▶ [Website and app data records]
**********

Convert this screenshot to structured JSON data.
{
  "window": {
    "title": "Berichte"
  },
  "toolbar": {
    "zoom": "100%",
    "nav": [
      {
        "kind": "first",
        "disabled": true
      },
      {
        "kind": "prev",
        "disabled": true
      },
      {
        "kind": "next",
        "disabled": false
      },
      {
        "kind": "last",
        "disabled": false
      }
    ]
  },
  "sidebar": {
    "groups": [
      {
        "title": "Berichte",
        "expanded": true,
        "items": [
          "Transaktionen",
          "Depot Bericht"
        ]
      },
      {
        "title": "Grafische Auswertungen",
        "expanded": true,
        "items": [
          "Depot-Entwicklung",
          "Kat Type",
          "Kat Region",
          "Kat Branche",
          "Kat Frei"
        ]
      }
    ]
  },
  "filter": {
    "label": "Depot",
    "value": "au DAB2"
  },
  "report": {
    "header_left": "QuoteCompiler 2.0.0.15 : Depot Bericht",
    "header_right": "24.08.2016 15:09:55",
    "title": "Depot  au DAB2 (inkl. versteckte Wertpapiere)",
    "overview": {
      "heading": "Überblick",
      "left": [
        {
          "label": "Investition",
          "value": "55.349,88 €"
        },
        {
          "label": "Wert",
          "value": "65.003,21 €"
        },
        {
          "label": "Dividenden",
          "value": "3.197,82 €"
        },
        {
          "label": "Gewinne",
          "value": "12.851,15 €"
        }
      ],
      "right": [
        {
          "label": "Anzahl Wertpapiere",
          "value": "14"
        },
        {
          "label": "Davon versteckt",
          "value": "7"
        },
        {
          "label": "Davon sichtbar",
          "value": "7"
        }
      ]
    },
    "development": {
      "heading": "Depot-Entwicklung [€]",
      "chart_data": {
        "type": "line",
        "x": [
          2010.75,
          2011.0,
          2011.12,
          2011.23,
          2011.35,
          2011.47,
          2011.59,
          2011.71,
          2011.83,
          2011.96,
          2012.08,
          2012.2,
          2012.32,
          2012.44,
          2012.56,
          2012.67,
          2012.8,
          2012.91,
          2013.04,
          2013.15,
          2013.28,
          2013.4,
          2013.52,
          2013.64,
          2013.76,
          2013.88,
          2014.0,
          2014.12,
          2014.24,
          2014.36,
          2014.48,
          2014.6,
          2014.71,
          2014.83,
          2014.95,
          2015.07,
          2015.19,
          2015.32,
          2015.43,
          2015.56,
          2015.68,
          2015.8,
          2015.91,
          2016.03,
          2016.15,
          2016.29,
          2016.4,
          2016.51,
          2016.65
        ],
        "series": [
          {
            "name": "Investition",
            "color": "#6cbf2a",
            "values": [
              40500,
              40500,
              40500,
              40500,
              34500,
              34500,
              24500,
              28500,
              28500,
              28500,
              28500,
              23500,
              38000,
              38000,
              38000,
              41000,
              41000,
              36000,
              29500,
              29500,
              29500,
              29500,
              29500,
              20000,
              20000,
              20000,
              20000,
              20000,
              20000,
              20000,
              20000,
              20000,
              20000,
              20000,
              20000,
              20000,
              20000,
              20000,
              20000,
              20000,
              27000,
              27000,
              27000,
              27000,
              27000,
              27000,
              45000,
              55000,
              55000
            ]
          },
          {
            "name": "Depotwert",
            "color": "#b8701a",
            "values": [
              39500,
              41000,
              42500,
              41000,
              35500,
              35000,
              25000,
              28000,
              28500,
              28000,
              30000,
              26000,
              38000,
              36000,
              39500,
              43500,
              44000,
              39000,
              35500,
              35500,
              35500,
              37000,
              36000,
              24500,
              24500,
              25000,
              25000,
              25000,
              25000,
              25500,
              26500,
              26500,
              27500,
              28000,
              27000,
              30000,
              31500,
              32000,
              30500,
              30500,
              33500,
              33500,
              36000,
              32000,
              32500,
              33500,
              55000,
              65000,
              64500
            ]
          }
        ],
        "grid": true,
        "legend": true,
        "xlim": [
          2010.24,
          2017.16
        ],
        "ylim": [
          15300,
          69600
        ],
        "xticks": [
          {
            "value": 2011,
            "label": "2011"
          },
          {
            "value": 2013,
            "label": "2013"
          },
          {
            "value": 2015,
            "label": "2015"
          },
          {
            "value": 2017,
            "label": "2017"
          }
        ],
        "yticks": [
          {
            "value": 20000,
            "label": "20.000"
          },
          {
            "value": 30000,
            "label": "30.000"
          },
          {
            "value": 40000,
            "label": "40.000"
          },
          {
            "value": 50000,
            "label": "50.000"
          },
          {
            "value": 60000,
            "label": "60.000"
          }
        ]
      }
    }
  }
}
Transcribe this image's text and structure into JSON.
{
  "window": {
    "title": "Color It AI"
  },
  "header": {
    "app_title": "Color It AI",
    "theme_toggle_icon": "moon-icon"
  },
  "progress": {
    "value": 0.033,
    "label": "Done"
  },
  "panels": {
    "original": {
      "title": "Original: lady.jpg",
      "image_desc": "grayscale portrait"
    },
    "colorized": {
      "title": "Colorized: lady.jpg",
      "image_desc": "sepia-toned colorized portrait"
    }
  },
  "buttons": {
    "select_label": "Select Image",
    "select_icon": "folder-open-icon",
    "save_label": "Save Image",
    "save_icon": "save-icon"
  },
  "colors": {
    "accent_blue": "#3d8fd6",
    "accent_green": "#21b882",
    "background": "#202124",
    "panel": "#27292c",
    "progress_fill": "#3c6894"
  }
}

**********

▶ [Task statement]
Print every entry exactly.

▶ [Response area]
Convert this screenshot to structured JSON data.
{
  "window": {
    "title": "Berichte"
  },
  "toolbar": {
    "zoom": "100%",
    "nav": [
      {
        "kind": "first",
        "disabled": true
      },
      {
        "kind": "prev",
        "disabled": true
      },
      {
        "kind": "next",
        "disabled": false
      },
      {
        "kind": "last",
        "disabled": false
      }
    ]
  },
  "sidebar": {
    "groups": [
      {
        "title": "Berichte",
        "expanded": true,
        "items": [
          "Transaktionen",
          "Depot Bericht"
        ]
      },
      {
        "title": "Grafische Auswertungen",
        "expanded": true,
        "items": [
          "Depot-Entwicklung",
          "Kat Type",
          "Kat Region",
          "Kat Branche",
          "Kat Frei"
        ]
      }
    ]
  },
  "filter": {
    "label": "Depot",
    "value": "au DAB2"
  },
  "report": {
    "header_left": "QuoteCompiler 2.0.0.15 : Depot Bericht",
    "header_right": "24.08.2016 15:09:55",
    "title": "Depot  au DAB2 (inkl. versteckte Wertpapiere)",
    "overview": {
      "heading": "Überblick",
      "left": [
        {
          "label": "Investition",
          "value": "55.349,88 €"
        },
        {
          "label": "Wert",
          "value": "65.003,21 €"
        },
        {
          "label": "Dividenden",
          "value": "3.197,82 €"
        },
        {
          "label": "Gewinne",
          "value": "12.851,15 €"
        }
      ],
      "right": [
        {
          "label": "Anzahl Wertpapiere",
          "value": "14"
        },
        {
          "label": "Davon versteckt",
          "value": "7"
        },
        {
          "label": "Davon sichtbar",
          "value": "7"
        }
      ]
    },
    "development": {
      "heading": "Depot-Entwicklung [€]",
      "chart_data": {
        "type": "line",
        "x": [
          2010.75,
          2011.0,
          2011.12,
          2011.23,
          2011.35,
          2011.47,
          2011.59,
          2011.71,
          2011.83,
          2011.96,
          2012.08,
          2012.2,
          2012.32,
          2012.44,
          2012.56,
          2012.67,
          2012.8,
          2012.91,
          2013.04,
          2013.15,
          2013.28,
          2013.4,
          2013.52,
          2013.64,
          2013.76,
          2013.88,
          2014.0,
          2014.12,
          2014.24,
          2014.36,
          2014.48,
          2014.6,
          2014.71,
          2014.83,
          2014.95,
          2015.07,
          2015.19,
          2015.32,
          2015.43,
          2015.56,
          2015.68,
          2015.8,
          2015.91,
          2016.03,
          2016.15,
          2016.29,
          2016.4,
          2016.51,
          2016.65
        ],
        "series": [
          {
            "name": "Investition",
            "color": "#6cbf2a",
            "values": [
              40500,
              40500,
              40500,
              40500,
              34500,
              34500,
              24500,
              28500,
              28500,
              28500,
              28500,
              23500,
              38000,
              38000,
              38000,
              41000,
              41000,
              36000,
              29500,
              29500,
              29500,
              29500,
              29500,
              20000,
              20000,
              20000,
              20000,
              20000,
              20000,
              20000,
              20000,
              20000,
              20000,
              20000,
              20000,
              20000,
              20000,
              20000,
              20000,
              20000,
              27000,
              27000,
              27000,
              27000,
              27000,
              27000,
              45000,
              55000,
              55000
            ]
          },
          {
            "name": "Depotwert",
            "color": "#b8701a",
            "values": [
              39500,
              41000,
              42500,
              41000,
              35500,
              35000,
              25000,
              28000,
              28500,
              28000,
              30000,
              26000,
              38000,
              36000,
              39500,
              43500,
              44000,
              39000,
              35500,
              35500,
              35500,
              37000,
              36000,
              24500,
              24500,
              25000,
              25000,
              25000,
              25000,
              25500,
              26500,
              26500,
              27500,
              28000,
              27000,
              30000,
              31500,
              32000,
              30500,
              30500,
              33500,
              33500,
              36000,
              32000,
              32500,
              33500,
              55000,
              65000,
              64500
            ]
          }
        ],
        "grid": true,
        "legend": true,
        "xlim": [
          2010.24,
          2017.16
        ],
        "ylim": [
          15300,
          69600
        ],
        "xticks": [
          {
            "value": 2011,
            "label": "2011"
          },
          {
            "value": 2013,
            "label": "2013"
          },
          {
            "value": 2015,
            "label": "2015"
          },
          {
            "value": 2017,
            "label": "2017"
          }
        ],
        "yticks": [
          {
            "value": 20000,
            "label": "20.000"
          },
          {
            "value": 30000,
            "label": "30.000"
          },
          {
            "value": 40000,
            "label": "40.000"
          },
          {
            "value": 50000,
            "label": "50.000"
          },
          {
            "value": 60000,
            "label": "60.000"
          }
        ]
      }
    }
  }
}
Transcribe this image's text and structure into JSON.
{
  "window": {
    "title": "Color It AI"
  },
  "header": {
    "app_title": "Color It AI",
    "theme_toggle_icon": "moon-icon"
  },
  "progress": {
    "value": 0.033,
    "label": "Done"
  },
  "panels": {
    "original": {
      "title": "Original: lady.jpg",
      "image_desc": "grayscale portrait"
    },
    "colorized": {
      "title": "Colorized: lady.jpg",
      "image_desc": "sepia-toned colorized portrait"
    }
  },
  "buttons": {
    "select_label": "Select Image",
    "select_icon": "folder-open-icon",
    "save_label": "Save Image",
    "save_icon": "save-icon"
  },
  "colors": {
    "accent_blue": "#3d8fd6",
    "accent_green": "#21b882",
    "background": "#202124",
    "panel": "#27292c",
    "progress_fill": "#3c6894"
  }
}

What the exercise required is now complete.